##### Dataset records

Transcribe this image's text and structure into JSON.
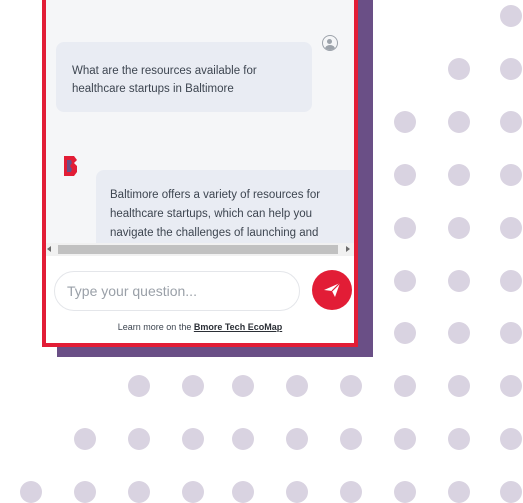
{
  "chat": {
    "messages": [
      {
        "role": "user",
        "text": "What are the resources available for healthcare startups in Baltimore"
      },
      {
        "role": "assistant",
        "text": "Baltimore offers a variety of resources for healthcare startups, which can help you navigate the challenges of launching and"
      }
    ],
    "input": {
      "placeholder": "Type your question...",
      "value": ""
    },
    "footer": {
      "prefix": "Learn more on the ",
      "link_text": "Bmore Tech EcoMap"
    }
  },
  "icons": {
    "user_avatar": "user-circle-icon",
    "bot_avatar": "bmore-logo-icon",
    "send": "paper-plane-icon",
    "scroll_left": "triangle-left-icon",
    "scroll_right": "triangle-right-icon"
  },
  "colors": {
    "accent": "#e21d36",
    "shadow_panel": "#6a4f86",
    "dots": "#d9d3e1",
    "bubble": "#e9ecf3",
    "chat_background": "#f5f6f8",
    "text": "#3d4550"
  }
}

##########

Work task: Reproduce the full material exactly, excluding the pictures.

Written reply:
Transcribe this image's text and structure into JSON.
{
  "chat": {
    "messages": [
      {
        "role": "user",
        "text": "What are the resources available for healthcare startups in Baltimore"
      },
      {
        "role": "assistant",
        "text": "Baltimore offers a variety of resources for healthcare startups, which can help you navigate the challenges of launching and"
      }
    ],
    "input": {
      "placeholder": "Type your question...",
      "value": ""
    },
    "footer": {
      "prefix": "Learn more on the ",
      "link_text": "Bmore Tech EcoMap"
    }
  },
  "icons": {
    "user_avatar": "user-circle-icon",
    "bot_avatar": "bmore-logo-icon",
    "send": "paper-plane-icon",
    "scroll_left": "triangle-left-icon",
    "scroll_right": "triangle-right-icon"
  },
  "colors": {
    "accent": "#e21d36",
    "shadow_panel": "#6a4f86",
    "dots": "#d9d3e1",
    "bubble": "#e9ecf3",
    "chat_background": "#f5f6f8",
    "text": "#3d4550"
  }
}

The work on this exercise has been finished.